Please look for the string "name" below and report every line in which it occurs.

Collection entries

Segment Open

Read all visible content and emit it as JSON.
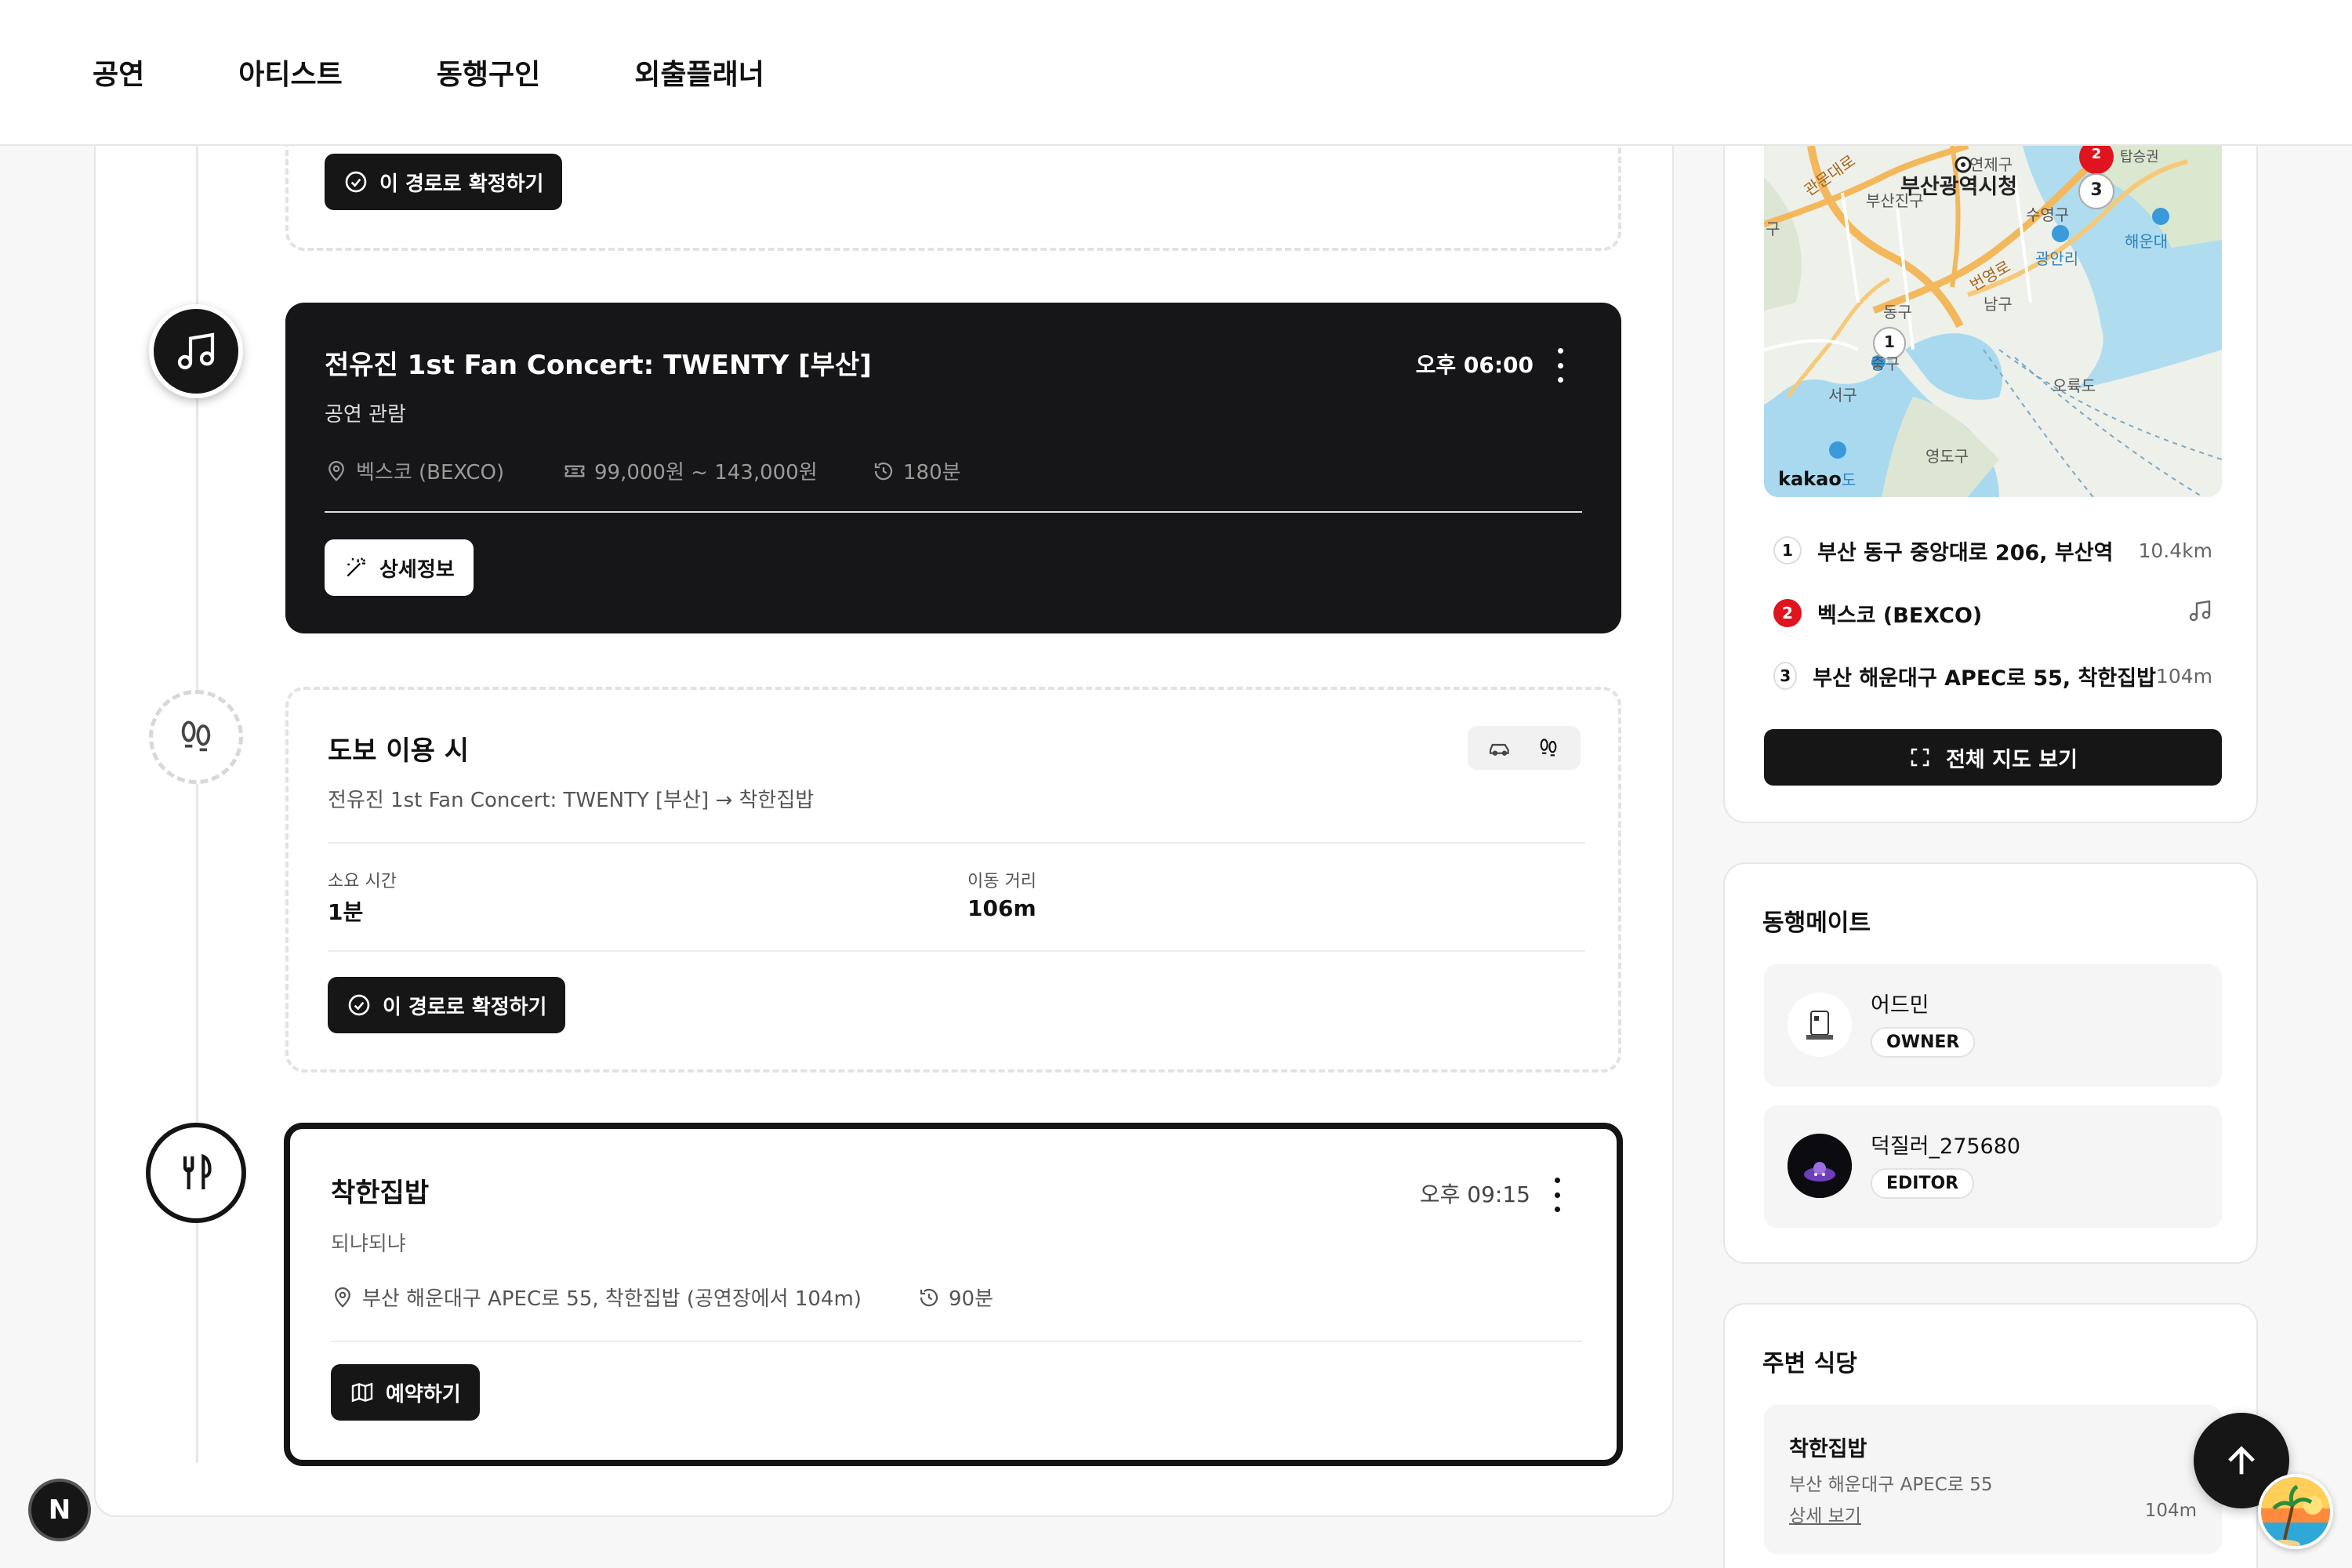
{
  "nav": {
    "items": [
      "공연",
      "아티스트",
      "동행구인",
      "외출플래너"
    ]
  },
  "top_confirm": {
    "label": "이 경로로 확정하기"
  },
  "concert": {
    "title": "전유진 1st Fan Concert: TWENTY [부산]",
    "subtitle": "공연 관람",
    "time": "오후 06:00",
    "venue": "벡스코 (BEXCO)",
    "price": "99,000원 ~ 143,000원",
    "duration": "180분",
    "detail_label": "상세정보"
  },
  "walk": {
    "title": "도보 이용 시",
    "route": "전유진 1st Fan Concert: TWENTY [부산] → 착한집밥",
    "time_label": "소요 시간",
    "time_value": "1분",
    "distance_label": "이동 거리",
    "distance_value": "106m",
    "confirm_label": "이 경로로 확정하기",
    "modes": [
      "car-icon",
      "footsteps-icon"
    ]
  },
  "meal": {
    "title": "착한집밥",
    "subtitle": "되냐되냐",
    "time": "오후 09:15",
    "address": "부산 해운대구 APEC로 55, 착한집밥 (공연장에서 104m)",
    "duration": "90분",
    "reserve_label": "예약하기"
  },
  "map": {
    "labels": {
      "city_hall": "부산광역시청",
      "yeonje": "연제구",
      "busanjin": "부산진구",
      "suyeong": "수영구",
      "haeundae": "해운대",
      "gwangalli": "광안리",
      "dong": "동구",
      "nam": "남구",
      "jung": "중구",
      "seo": "서구",
      "oryukdo": "오륙도",
      "yeongdo": "영도구",
      "gu_left": "구",
      "road_a": "번영로",
      "road_b": "관문대로",
      "top_right": "탑승권",
      "kakao": "kakao",
      "kakao_suffix": "도"
    },
    "pins": [
      "1",
      "2",
      "3"
    ]
  },
  "route_list": [
    {
      "num": "1",
      "name": "부산 동구 중앙대로 206, 부산역",
      "dist": "10.4km"
    },
    {
      "num": "2",
      "name": "벡스코 (BEXCO)",
      "dist": ""
    },
    {
      "num": "3",
      "name": "부산 해운대구 APEC로 55, 착한집밥",
      "dist": "104m"
    }
  ],
  "full_map_label": "전체 지도 보기",
  "mates": {
    "title": "동행메이트",
    "list": [
      {
        "name": "어드민",
        "role": "OWNER"
      },
      {
        "name": "덕질러_275680",
        "role": "EDITOR"
      }
    ]
  },
  "restaurants": {
    "title": "주변 식당",
    "item": {
      "name": "착한집밥",
      "address": "부산 해운대구 APEC로 55",
      "link": "상세 보기",
      "dist": "104m"
    }
  },
  "next_badge": "N",
  "colors": {
    "accent_red": "#e0141e",
    "dark": "#161616",
    "water": "#a9d9ef"
  }
}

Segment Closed

▸ ANSWER SPACE:
      "name": "부산 동구 중앙대로 206, 부산역",
      "name": "벡스코 (BEXCO)",
      "name": "부산 해운대구 APEC로 55, 착한집밥",
        "name": "어드민",
        "name": "덕질러_275680",
      "name": "착한집밥",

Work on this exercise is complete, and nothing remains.